466 U.S. 668

, 687 (1984).

Discussing practical considerations, the Court stated that “a court need not

determine whether counsel’s performance was deficient before examining the

prejudice suffered by the defendant as a result of the alleged deficiencies.”

Id. at 697.

       Arciero was arrested in April 2013 and retained Michael J. Green in July

2013. The government offered Arciero a plea agreement by which she could have

avoided a potential ten-year mandatory minimum sentence. She refused it and

discharged Green because he encouraged her to plead guilty.

       In November 2013, Arciero retained Gary Dubin and told him that she was

innocent, wanted to go to trial, and had been sexually assaulted by the government

case agent. After Arciero advised Dubin of the sexual assault allegations, Dubin

submitted three pretrial motions in August 2014. Each motion was supported by

Arciero’s declaration describing the sexual assault allegations in detail.

       In November 2014, after her sister pled guilty to related offenses, Arciero

expressed doubt about going to trial and an interest in pleading guilty. Dubin

chastised Arciero for her reluctance, sometimes harshly, and he emphasized that

the government was not currently offering Arciero a plea agreement. Nonetheless,

Dubin contacted the government to discuss a possible plea. The government

offered a proposed agreement that required Arciero to recant her sexual assault

allegations. Arciero stated that she would accept the agreement only if the

government proposed a sentence of less than three years imprisonment. The

government responded that such an agreement was not possible because of

Arciero’s sexual assault allegations, which it characterized as false.

      Arciero’s trial began in December 2014, and in January 2015, the jury

convicted Arciero on all counts. On September 18, 2015, three days before her

sentencing hearing, Arciero retracted her accusations against the case agent and

stated that the allegations were false. At sentencing, the district court imposed a

two-level obstruction of justice enhancement based on, among other things,

Arciero’s false accusations against the case agent.

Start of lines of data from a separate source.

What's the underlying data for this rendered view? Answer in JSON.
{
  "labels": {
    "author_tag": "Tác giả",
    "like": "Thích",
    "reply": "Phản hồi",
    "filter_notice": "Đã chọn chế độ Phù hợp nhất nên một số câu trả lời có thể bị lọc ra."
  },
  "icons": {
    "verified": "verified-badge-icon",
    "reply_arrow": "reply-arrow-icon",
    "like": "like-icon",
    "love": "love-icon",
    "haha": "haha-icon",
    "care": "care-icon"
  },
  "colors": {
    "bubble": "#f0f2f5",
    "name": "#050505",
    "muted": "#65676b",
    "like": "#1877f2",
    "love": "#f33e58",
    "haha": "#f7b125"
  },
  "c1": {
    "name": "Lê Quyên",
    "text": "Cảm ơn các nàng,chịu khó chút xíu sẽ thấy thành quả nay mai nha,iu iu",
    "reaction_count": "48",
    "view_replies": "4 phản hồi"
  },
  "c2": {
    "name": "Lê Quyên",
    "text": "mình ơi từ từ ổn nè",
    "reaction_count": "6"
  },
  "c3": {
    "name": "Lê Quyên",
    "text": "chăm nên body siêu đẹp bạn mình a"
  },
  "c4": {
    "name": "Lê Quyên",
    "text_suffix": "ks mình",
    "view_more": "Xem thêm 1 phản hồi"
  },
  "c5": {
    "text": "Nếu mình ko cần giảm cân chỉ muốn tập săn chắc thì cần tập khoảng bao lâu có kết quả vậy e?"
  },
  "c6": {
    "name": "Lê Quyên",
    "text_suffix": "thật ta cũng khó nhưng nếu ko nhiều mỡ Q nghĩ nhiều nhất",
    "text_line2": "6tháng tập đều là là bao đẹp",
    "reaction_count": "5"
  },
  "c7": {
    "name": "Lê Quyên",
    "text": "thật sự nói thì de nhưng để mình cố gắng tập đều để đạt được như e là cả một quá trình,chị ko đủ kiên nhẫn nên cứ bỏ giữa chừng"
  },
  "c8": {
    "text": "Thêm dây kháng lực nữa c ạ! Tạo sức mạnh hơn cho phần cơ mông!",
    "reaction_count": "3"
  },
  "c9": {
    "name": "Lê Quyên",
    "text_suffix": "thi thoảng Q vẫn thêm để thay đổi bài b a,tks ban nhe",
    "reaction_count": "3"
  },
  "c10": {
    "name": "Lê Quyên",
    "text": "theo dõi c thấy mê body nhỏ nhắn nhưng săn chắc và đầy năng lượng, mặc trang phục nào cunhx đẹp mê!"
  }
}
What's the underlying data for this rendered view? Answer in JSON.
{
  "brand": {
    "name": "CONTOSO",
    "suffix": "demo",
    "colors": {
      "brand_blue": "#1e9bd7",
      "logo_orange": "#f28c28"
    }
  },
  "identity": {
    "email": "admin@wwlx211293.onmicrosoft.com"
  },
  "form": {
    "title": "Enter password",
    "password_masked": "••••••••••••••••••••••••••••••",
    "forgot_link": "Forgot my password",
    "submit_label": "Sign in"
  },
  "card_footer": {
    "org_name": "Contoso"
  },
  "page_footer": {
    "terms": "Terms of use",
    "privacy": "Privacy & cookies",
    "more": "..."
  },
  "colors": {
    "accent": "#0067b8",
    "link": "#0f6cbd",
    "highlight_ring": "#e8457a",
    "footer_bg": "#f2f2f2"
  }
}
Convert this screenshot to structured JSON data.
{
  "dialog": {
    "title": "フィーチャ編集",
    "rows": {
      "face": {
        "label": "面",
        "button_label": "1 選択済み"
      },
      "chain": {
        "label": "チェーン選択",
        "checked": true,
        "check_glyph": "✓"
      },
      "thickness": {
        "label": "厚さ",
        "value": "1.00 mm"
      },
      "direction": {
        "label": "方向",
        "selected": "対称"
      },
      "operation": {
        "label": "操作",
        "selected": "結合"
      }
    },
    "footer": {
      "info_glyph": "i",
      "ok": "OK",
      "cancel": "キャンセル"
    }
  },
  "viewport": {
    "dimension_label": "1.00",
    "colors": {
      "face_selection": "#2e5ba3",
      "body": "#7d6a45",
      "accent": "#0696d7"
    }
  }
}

Arciero’s advisory sentencing

guideline range was 151 to 188 months. Describing Arciero’s retraction of the

sexual assault allegations as a “very opportunistic, very manipulative” “last-minute

conversion,” the district court reasoned that a “significant sentence” was

appropriate. The court imposed concurrent sentences of 172 months imprisonment

to each count.

      We disagree with Arciero’s ineffective assistance of counsel claim because

she fails to show that she was prejudiced by Dubin’s performance. With respect to

her retracted sexual assault allegations, Arciero argues that Dubin failed to advise

her of the negative consequences of using the allegations, filed ineffective pretrial

motions, and failed to question Arciero about the allegations. However, Arciero’s

argument merely faults Dubin for believing her. The record clearly illustrates that

Arciero’s false allegations and her last-minute retraction—not Dubin’s conduct—

guided the district court’s sentence. Even if otherwise, Arciero cannot show

prejudice because the district court imposed the obstruction-of-justice

enhancement based on three separate instances of Arciero’s untruthfulness, not just

her false allegations against the case agent. Moreover, Arciero conceded that she

does not assert a failure-to-investigate claim, and even if she did, she fails to

explain why Dubin should have doubted her sexual assault allegations.

      Similarly, Arciero fails to show that Dubin’s November 2014 emails

regarding the merits of going to trial prejudiced her. After rejecting the first plea

agreement and discharging her prior counsel, Arciero retained Dubin to go to trial.

No plea agreement was available when the two corresponded in mid-November

2014, and Arciero subsequently rejected the plea agreement the government

offered in late November 2014. Arciero was not prejudiced by Dubin’s counsel

because she desired to go to trial and decided to reject the then-available plea